Here are pages 110-114 of the Esquire Cartoon Album. I'm about halfway through, now.
The rest of the introduction by Arnold Gingrich, the first part of which I transcribed last week:
“When Esquire was new, no American magazine had ever devoted full-color pages to cartoons, though a few European magazines, such as La Vie Parisienne and the Munich Simplicissimus had been doing so for years. But in the interesting near-quarter century, the parade has caught up with the leader, as it were, in cartoons full-color have long since become a commonplace routine of a raft of American magazines.
E. Simms Campbell
”Another factor, equally true if in lesser degree, is the content of the cartoons themselves. As we said four years back in The Esquire Treasury, we long ago conceded to The New Yorker a near-monopoly on sophisticated whimsy, so we set out in our early days to get a corner on something known (if only to ourselves) as Whamsy. Based on the principle of aesthetics in the textbooks as Einfühlung, it represented as close an approach to audience participation as the cartoon could ever come, short of some printing press equivalent of 3D or Vista-Vision. The most memorable of this 'Wanna Make Something Out of It?' school was undoubtedly the drawing of a Petty girl looking you straight in the eye (in the manner of Uncle Sam in the recruiting posters, so that whatever angle you regard it there's no escaping that direct gaze) and captioned, simply but eloquently, 'Oh, you would, wouldn't you?'
“Cartoons like that brought scads of letters asking us to explain the point. We had to answer that there wasn't any, except as made by the mind of the beholder.
Also E. Simms Campbell
”Now this cartoon, the pictorial twin of the Shaggy Dog Story in verbal humor, utterly pointless unless you are able and inclined to make it very pointed yourself, is present in considerable quantity in this book, culled as it is in so great measure from the magazine's early years. It is also, admittedly, very scarce in Esquire's pages in these latter years.
”Again, it's a question of comparative novelty. We were first with this type of pictorial humor. But we considered it, like paprika, something to be used comparatively and with discretion. In the course of the years, other magazines have sprung up, based almost entirely on a distorted over-emphasis of this one aspect of Esquire's original formula, and they in turn have bred imitators of their imitatings, to a degree where vulgarity and bad taste have passed the point of no return.
Rodney DeSarro can also be found here.
”Here it is not a question of the race having caught up with the leader, but rather the pack having taken off at such a wild tangent, off course and across boundaries where, like another leader who knew the virtue of moderation in all things, we simply 'do not choose to run'.
”That, however, is a choice of future magazine policy that need not concern us here, except as it may affect your status as either a present or potential subscriber to Esquire, since this is a retrospective collection. Maybe it's even a sales argument for this book: 'Get 'em here, since you won't see their like in Esquire again.'
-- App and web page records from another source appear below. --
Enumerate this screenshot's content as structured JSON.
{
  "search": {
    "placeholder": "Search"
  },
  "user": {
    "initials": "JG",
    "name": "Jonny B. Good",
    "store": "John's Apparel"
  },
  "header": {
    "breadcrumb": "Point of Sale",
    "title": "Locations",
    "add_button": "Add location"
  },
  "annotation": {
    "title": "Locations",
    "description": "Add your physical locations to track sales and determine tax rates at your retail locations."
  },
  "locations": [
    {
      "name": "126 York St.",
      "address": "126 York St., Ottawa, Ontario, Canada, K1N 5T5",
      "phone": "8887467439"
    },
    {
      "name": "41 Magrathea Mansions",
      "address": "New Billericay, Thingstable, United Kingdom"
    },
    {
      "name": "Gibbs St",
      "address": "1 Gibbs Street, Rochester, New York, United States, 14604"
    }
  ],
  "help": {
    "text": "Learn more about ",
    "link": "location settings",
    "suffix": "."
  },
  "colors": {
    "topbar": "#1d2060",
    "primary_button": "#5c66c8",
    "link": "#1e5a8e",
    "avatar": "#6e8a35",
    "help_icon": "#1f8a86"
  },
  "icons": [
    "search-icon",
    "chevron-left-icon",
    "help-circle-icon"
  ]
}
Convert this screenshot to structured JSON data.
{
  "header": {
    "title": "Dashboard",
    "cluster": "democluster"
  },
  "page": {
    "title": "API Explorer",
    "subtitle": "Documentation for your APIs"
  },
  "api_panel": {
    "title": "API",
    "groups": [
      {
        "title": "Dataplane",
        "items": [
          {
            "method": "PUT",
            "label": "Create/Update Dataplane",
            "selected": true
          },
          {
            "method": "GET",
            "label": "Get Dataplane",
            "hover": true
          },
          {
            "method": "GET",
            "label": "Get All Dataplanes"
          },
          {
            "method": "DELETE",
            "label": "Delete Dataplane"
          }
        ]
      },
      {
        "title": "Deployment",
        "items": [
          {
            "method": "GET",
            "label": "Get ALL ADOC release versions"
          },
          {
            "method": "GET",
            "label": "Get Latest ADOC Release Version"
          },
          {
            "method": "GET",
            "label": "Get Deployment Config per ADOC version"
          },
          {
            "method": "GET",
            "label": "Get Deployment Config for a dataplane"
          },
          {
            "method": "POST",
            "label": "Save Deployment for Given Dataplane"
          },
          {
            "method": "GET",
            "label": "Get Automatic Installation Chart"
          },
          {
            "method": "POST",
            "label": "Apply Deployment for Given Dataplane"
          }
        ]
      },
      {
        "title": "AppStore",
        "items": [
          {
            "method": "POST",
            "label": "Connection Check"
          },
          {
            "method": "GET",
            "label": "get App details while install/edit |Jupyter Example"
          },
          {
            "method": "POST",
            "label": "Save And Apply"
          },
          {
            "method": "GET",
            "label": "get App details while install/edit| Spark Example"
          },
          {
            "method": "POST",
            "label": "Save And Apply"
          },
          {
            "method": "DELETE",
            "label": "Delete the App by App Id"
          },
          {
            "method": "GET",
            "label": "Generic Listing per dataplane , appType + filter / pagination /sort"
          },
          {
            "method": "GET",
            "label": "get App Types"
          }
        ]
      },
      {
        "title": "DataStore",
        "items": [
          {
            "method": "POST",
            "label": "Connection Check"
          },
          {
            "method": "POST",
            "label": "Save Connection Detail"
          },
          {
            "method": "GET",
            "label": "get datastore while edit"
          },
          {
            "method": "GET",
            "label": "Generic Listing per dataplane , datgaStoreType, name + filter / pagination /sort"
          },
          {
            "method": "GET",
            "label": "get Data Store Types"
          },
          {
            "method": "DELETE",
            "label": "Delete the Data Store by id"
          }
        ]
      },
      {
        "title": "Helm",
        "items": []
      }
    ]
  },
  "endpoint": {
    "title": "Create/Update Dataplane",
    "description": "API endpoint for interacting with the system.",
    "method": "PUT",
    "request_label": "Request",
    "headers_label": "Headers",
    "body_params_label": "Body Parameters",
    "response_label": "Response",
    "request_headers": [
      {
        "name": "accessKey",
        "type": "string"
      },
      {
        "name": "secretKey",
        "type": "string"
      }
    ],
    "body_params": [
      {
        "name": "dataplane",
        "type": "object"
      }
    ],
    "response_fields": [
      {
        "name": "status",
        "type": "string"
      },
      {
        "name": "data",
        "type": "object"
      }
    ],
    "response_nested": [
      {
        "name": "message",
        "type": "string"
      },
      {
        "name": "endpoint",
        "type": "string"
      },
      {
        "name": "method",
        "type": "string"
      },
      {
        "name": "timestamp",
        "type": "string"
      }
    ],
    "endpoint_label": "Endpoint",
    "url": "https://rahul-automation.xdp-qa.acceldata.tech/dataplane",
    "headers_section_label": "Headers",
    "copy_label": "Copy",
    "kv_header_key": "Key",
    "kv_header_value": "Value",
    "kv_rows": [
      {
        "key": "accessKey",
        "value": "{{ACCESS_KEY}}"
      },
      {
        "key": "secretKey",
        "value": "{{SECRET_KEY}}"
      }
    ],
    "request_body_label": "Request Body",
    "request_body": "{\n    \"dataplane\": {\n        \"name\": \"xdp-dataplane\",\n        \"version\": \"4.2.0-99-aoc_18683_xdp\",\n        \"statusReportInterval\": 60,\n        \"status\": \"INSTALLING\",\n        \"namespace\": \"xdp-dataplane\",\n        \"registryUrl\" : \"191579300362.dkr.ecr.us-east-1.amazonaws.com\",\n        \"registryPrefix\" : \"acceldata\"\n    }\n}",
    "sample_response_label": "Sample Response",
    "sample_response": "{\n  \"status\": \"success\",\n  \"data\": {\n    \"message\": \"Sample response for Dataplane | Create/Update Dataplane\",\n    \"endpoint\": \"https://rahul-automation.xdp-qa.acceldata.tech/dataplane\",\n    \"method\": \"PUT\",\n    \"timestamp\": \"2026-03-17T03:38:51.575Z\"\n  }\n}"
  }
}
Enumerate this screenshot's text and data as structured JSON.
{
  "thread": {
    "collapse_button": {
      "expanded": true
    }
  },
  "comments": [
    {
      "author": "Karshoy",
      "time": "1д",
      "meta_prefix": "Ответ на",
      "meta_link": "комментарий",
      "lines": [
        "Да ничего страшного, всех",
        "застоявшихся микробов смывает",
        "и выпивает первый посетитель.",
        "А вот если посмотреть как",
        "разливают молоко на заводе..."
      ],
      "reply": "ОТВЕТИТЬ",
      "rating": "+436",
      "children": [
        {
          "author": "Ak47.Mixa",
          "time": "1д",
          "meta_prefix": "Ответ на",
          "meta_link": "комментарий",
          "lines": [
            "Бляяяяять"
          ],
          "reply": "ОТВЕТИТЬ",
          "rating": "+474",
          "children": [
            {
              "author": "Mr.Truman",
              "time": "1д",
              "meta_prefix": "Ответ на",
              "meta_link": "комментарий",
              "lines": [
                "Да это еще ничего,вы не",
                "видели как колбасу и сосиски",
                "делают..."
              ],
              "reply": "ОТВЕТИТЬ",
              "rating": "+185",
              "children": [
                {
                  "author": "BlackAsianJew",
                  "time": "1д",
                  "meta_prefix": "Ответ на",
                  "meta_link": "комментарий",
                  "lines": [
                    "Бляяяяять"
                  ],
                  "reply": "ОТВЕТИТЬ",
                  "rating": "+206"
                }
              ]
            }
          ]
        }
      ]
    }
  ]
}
”But actually, you will see as you go through the book, there is only a paprika-like sprinkling of the old-time Whamsy, even here, where the best four and twenty years of Esquire's cartoons have been assembled.
E. Simms Campbell
”Our one test, in selecting some five-hundred-odd cartoons among the ten-thousand-odd that have appeared in the magazine to date, was simply, 'Is it still funny today?' We'll feel satisfied if you are inclined to agree, in something over three out of ten cases, that it is. After all, .333 is still a winning batting average in any league.
E. Simms Campbell
”We are surprised to find how little the great majority of the drawings in this volume had dated, though they span almost a quarter-century. Maybe this supports our original contention, when the magazine was new, that we hoped to make a majority of our cartoons equally classifiable under the headings of both Art and Humor.
”The contributor with the greatest number of cartoons in this book is E. Simms Campbell, with Howard Baer the runner-up. Campbell is unique in that, of the hundreds who have appeared in our pages since the first issue in the fall of '33, he is the only contributor, of either text or graphic features, never to have missed a single issue.
“More or less complete details about the other place in this volume where words are bunched together more than a sentence at a time. So without bunching any more together, here it is. The best of Esquire, twenty-four years worth, sunny side up.”
Number 1632: Albert the Alligator and people - It seems jarring to see Walt Kelly’s universe of talking animals populated with people, interacting with Albert the Alligator, or Pogo, or any of the othe...
30 minutes ago